Brief: Each line below needs to be duplicated without alteration.

○ ○ ○

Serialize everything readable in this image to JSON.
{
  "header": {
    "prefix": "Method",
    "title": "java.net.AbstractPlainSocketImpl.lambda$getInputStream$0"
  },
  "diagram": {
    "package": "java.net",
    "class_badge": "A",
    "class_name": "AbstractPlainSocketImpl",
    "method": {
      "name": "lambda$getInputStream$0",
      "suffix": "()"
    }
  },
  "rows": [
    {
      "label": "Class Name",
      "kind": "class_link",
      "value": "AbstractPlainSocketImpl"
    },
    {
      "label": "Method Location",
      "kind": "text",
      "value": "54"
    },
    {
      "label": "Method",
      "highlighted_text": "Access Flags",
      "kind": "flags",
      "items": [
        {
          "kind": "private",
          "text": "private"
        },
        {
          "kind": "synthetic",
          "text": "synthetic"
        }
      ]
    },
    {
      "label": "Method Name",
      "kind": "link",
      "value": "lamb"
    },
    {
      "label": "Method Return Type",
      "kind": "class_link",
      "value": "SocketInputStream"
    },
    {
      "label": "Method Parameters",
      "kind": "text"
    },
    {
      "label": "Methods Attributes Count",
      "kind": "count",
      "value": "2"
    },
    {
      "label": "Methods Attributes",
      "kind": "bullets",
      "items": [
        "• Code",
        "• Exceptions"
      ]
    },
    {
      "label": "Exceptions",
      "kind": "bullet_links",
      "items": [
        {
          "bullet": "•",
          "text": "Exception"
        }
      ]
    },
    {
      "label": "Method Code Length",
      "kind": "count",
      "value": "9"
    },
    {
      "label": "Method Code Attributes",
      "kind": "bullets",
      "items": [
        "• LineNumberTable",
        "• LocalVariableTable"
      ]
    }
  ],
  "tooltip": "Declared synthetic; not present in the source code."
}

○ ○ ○

Response area:
Serialize everything readable in this image to JSON.
{
  "header": {
    "prefix": "Method",
    "title": "java.net.AbstractPlainSocketImpl.lambda$getInputStream$0"
  },
  "diagram": {
    "package": "java.net",
    "class_badge": "A",
    "class_name": "AbstractPlainSocketImpl",
    "method": {
      "name": "lambda$getInputStream$0",
      "suffix": "()"
    }
  },
  "rows": [
    {
      "label": "Class Name",
      "kind": "class_link",
      "value": "AbstractPlainSocketImpl"
    },
    {
      "label": "Method Location",
      "kind": "text",
      "value": "54"
    },
    {
      "label": "Method",
      "highlighted_text": "Access Flags",
      "kind": "flags",
      "items": [
        {
          "kind": "private",
          "text": "private"
        },
        {
          "kind": "synthetic",
          "text": "synthetic"
        }
      ]
    },
    {
      "label": "Method Name",
      "kind": "link",
      "value": "lamb"
    },
    {
      "label": "Method Return Type",
      "kind": "class_link",
      "value": "SocketInputStream"
    },
    {
      "label": "Method Parameters",
      "kind": "text"
    },
    {
      "label": "Methods Attributes Count",
      "kind": "count",
      "value": "2"
    },
    {
      "label": "Methods Attributes",
      "kind": "bullets",
      "items": [
        "• Code",
        "• Exceptions"
      ]
    },
    {
      "label": "Exceptions",
      "kind": "bullet_links",
      "items": [
        {
          "bullet": "•",
          "text": "Exception"
        }
      ]
    },
    {
      "label": "Method Code Length",
      "kind": "count",
      "value": "9"
    },
    {
      "label": "Method Code Attributes",
      "kind": "bullets",
      "items": [
        "• LineNumberTable",
        "• LocalVariableTable"
      ]
    }
  ],
  "tooltip": "Declared synthetic; not present in the source code."
}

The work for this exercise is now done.